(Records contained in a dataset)
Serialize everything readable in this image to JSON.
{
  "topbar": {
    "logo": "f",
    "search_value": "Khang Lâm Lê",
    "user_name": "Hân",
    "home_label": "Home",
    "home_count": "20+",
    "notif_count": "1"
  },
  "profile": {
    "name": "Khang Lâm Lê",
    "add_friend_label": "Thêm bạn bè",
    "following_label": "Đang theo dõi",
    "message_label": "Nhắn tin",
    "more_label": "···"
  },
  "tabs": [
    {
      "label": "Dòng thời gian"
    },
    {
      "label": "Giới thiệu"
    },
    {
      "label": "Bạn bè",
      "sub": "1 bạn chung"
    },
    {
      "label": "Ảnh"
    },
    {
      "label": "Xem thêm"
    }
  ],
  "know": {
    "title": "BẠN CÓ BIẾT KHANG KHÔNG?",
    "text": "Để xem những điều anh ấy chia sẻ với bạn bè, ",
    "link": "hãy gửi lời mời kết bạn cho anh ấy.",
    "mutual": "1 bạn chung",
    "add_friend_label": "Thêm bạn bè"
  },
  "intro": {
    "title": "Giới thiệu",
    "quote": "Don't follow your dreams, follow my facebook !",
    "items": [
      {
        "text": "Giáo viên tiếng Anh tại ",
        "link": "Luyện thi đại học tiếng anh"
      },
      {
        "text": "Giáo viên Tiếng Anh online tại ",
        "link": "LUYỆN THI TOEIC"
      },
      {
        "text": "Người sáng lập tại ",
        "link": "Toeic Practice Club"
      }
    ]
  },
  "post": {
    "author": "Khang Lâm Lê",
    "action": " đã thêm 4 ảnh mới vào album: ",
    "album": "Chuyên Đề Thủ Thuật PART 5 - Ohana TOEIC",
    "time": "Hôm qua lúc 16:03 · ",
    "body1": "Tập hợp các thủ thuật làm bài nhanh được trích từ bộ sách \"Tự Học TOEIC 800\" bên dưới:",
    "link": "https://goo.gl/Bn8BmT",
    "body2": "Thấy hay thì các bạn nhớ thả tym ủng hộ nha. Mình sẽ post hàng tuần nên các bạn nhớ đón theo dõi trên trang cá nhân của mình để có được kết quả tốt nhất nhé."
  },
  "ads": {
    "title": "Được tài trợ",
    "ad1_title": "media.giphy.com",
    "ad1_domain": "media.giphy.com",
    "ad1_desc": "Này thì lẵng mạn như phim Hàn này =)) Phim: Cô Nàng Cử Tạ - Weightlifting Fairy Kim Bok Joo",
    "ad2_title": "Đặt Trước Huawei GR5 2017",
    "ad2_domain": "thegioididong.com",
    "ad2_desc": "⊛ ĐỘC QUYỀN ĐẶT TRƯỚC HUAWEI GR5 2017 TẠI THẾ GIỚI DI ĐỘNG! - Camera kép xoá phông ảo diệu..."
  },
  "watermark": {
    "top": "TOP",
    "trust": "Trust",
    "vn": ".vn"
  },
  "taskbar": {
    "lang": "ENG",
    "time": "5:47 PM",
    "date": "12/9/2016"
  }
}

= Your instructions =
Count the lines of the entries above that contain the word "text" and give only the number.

= Answer to the problem =
4